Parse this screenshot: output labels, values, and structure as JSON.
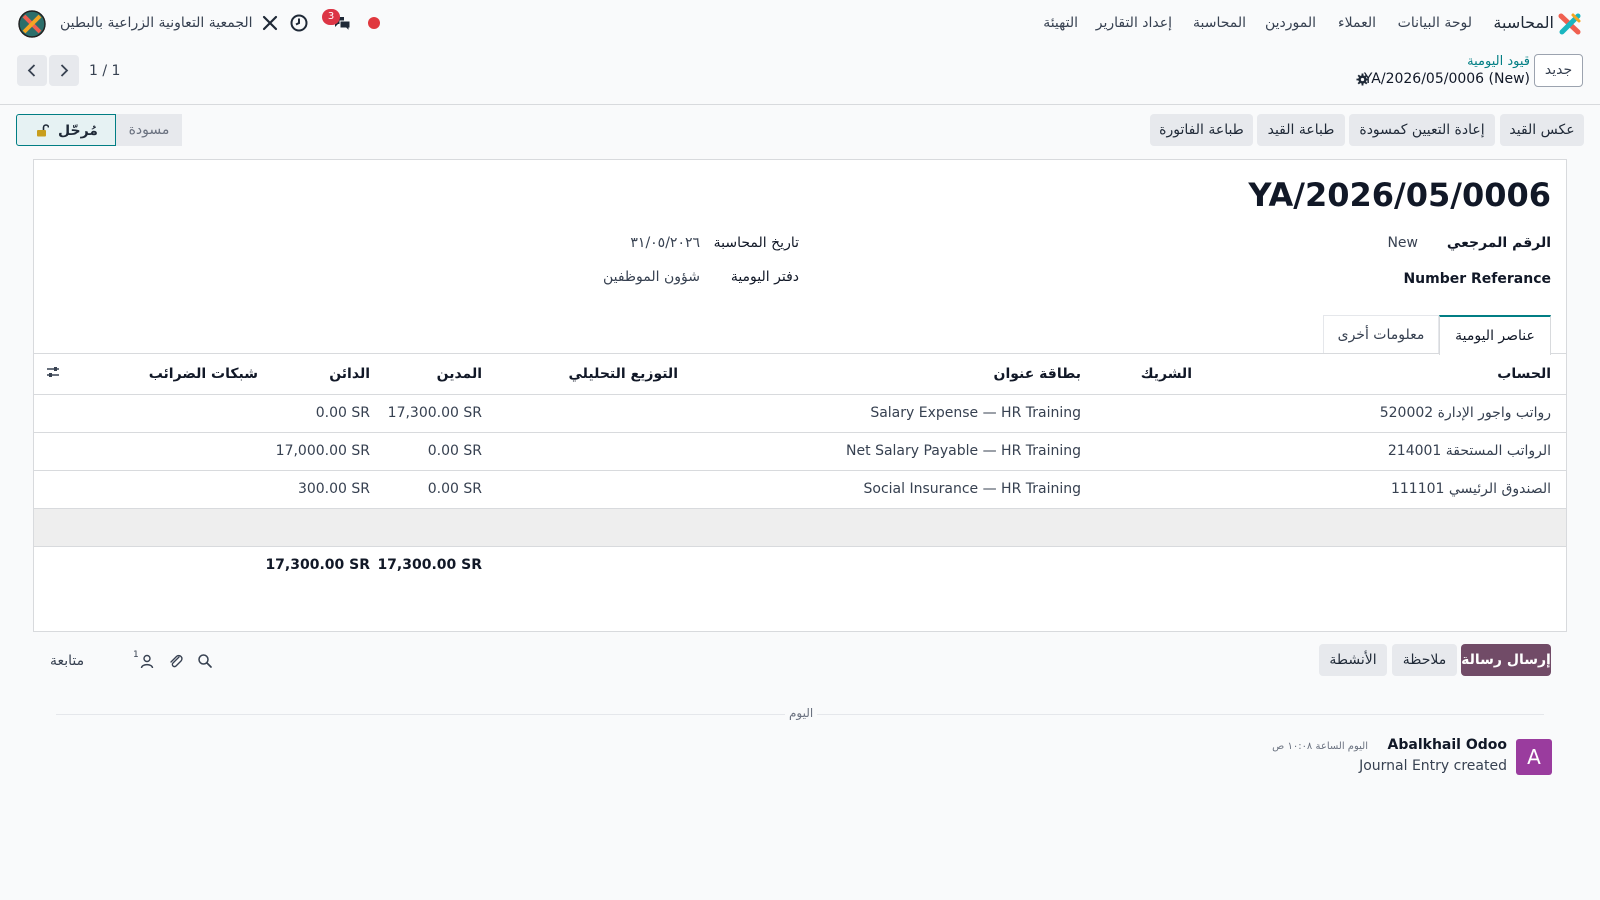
{
  "colors": {
    "brand": "#017e84",
    "primary": "#714b67",
    "danger": "#dc3545",
    "avatar": "#9a3c9e"
  },
  "navbar": {
    "app_name": "المحاسبة",
    "menu": [
      "لوحة البيانات",
      "العملاء",
      "الموردين",
      "المحاسبة",
      "إعداد التقارير",
      "التهيئة"
    ],
    "company": "الجمعية التعاونية الزراعية بالبطين",
    "messages_badge": "3",
    "icons": [
      "apps-icon",
      "chat-icon",
      "clock-icon",
      "tools-icon",
      "record-dot",
      "avatar-icon"
    ]
  },
  "control_panel": {
    "new_label": "جديد",
    "breadcrumb_parent": "قيود اليومية",
    "breadcrumb_current": "YA/2026/05/0006 (New)",
    "pager": "1 / 1"
  },
  "actions": {
    "reverse": "عكس القيد",
    "reset_draft": "إعادة التعيين كمسودة",
    "print_entry": "طباعة القيد",
    "print_invoice": "طباعة الفاتورة"
  },
  "statusbar": {
    "draft": "مسودة",
    "posted": "مُرحّل"
  },
  "form": {
    "title": "YA/2026/05/0006",
    "ref_label": "الرقم المرجعي",
    "ref_value": "New",
    "number_ref_label": "Number Referance",
    "date_label": "تاريخ المحاسبة",
    "date_value": "٣١/٠٥/٢٠٢٦",
    "journal_label": "دفتر اليومية",
    "journal_value": "شؤون الموظفين"
  },
  "tabs": {
    "items": "عناصر اليومية",
    "other": "معلومات أخرى"
  },
  "table": {
    "headers": {
      "account": "الحساب",
      "partner": "الشريك",
      "label": "بطاقة عنوان",
      "analytic": "التوزيع التحليلي",
      "debit": "المدين",
      "credit": "الدائن",
      "tax_grids": "شبكات الضرائب"
    },
    "rows": [
      {
        "account": "520002 رواتب واجور الإدارة",
        "partner": "",
        "label": "Salary Expense — HR Training",
        "debit": "17,300.00 SR",
        "credit": "0.00 SR"
      },
      {
        "account": "214001 الرواتب المستحقة",
        "partner": "",
        "label": "Net Salary Payable — HR Training",
        "debit": "0.00 SR",
        "credit": "17,000.00 SR"
      },
      {
        "account": "111101 الصندوق الرئيسي",
        "partner": "",
        "label": "Social Insurance — HR Training",
        "debit": "0.00 SR",
        "credit": "300.00 SR"
      }
    ],
    "totals": {
      "debit": "17,300.00 SR",
      "credit": "17,300.00 SR"
    }
  },
  "chatter": {
    "send_message": "إرسال رسالة",
    "log_note": "ملاحظة",
    "activities": "الأنشطة",
    "follow": "متابعة",
    "followers_count": "1",
    "today": "اليوم",
    "message": {
      "avatar_letter": "A",
      "author": "Abalkhail Odoo",
      "time": "اليوم الساعة ١٠:٠٨ ص",
      "body": "Journal Entry created"
    }
  }
}
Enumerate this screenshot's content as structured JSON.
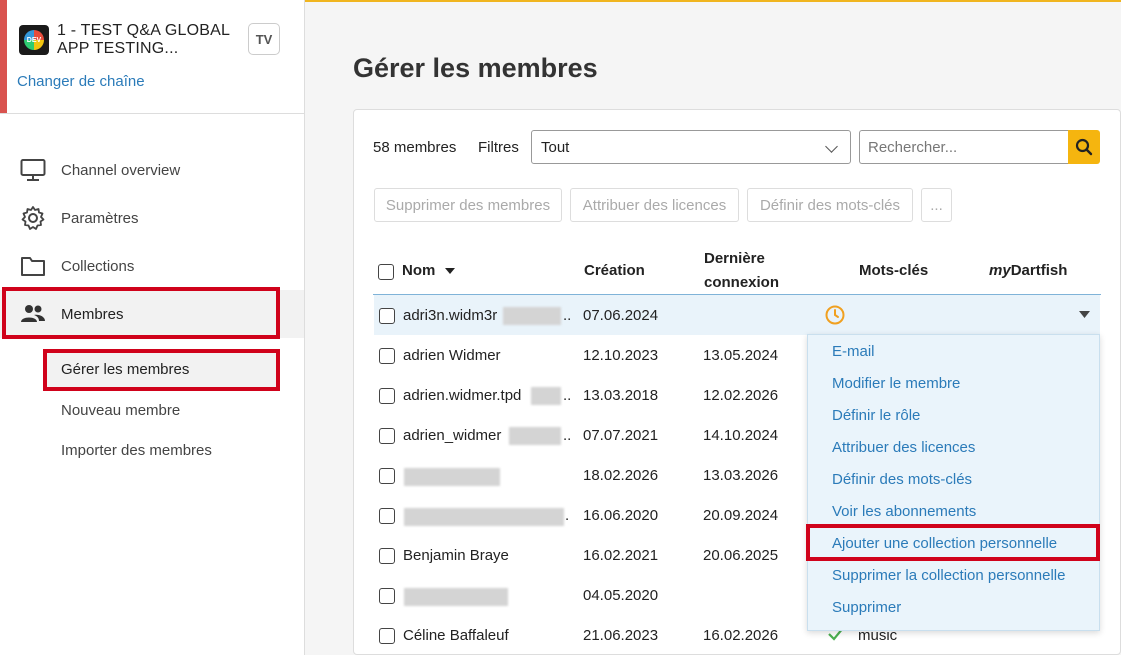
{
  "sidebar": {
    "channel_name": "1 - TEST Q&A GLOBAL APP TESTING...",
    "channel_badge": "TV",
    "change_channel": "Changer de chaîne",
    "nav": [
      {
        "label": "Channel overview",
        "icon": "monitor-icon"
      },
      {
        "label": "Paramètres",
        "icon": "gear-icon"
      },
      {
        "label": "Collections",
        "icon": "folder-icon"
      },
      {
        "label": "Membres",
        "icon": "users-icon"
      }
    ],
    "sub": {
      "manage": "Gérer les membres",
      "new": "Nouveau membre",
      "import": "Importer des membres"
    }
  },
  "main": {
    "title": "Gérer les membres",
    "count": "58  membres",
    "filters_label": "Filtres",
    "filter_value": "Tout",
    "search_placeholder": "Rechercher...",
    "actions": {
      "delete": "Supprimer des membres",
      "licenses": "Attribuer des licences",
      "keywords": "Définir des mots-clés",
      "more": "..."
    },
    "columns": {
      "name": "Nom",
      "created": "Création",
      "last_login_1": "Dernière",
      "last_login_2": "connexion",
      "keywords": "Mots-clés",
      "mydartfish_my": "my",
      "mydartfish_rest": "Dartfish"
    },
    "rows": [
      {
        "name": "adri3n.widm3r",
        "created": "07.06.2024",
        "last": ""
      },
      {
        "name": "adrien Widmer",
        "created": "12.10.2023",
        "last": "13.05.2024"
      },
      {
        "name": "adrien.widmer.tpd",
        "created": "13.03.2018",
        "last": "12.02.2026"
      },
      {
        "name": "adrien_widmer",
        "created": "07.07.2021",
        "last": "14.10.2024"
      },
      {
        "name": "",
        "created": "18.02.2026",
        "last": "13.03.2026"
      },
      {
        "name": "",
        "created": "16.06.2020",
        "last": "20.09.2024"
      },
      {
        "name": "Benjamin Braye",
        "created": "16.02.2021",
        "last": "20.06.2025"
      },
      {
        "name": "",
        "created": "04.05.2020",
        "last": ""
      },
      {
        "name": "Céline Baffaleuf",
        "created": "21.06.2023",
        "last": "16.02.2026",
        "keyword": "music"
      }
    ],
    "menu": [
      "E-mail",
      "Modifier le membre",
      "Définir le rôle",
      "Attribuer des licences",
      "Définir des mots-clés",
      "Voir les abonnements",
      "Ajouter une collection personnelle",
      "Supprimer la collection personnelle",
      "Supprimer"
    ]
  },
  "colors": {
    "accent": "#f5b50f",
    "link": "#2b7bb9",
    "highlight": "#d0021b",
    "status_pending": "#f0a020",
    "status_ok": "#4caf50"
  }
}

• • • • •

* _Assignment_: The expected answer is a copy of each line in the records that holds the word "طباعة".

* _Result for this exercise_:
    "print_entry": "طباعة القيد",
    "print_invoice": "طباعة الفاتورة"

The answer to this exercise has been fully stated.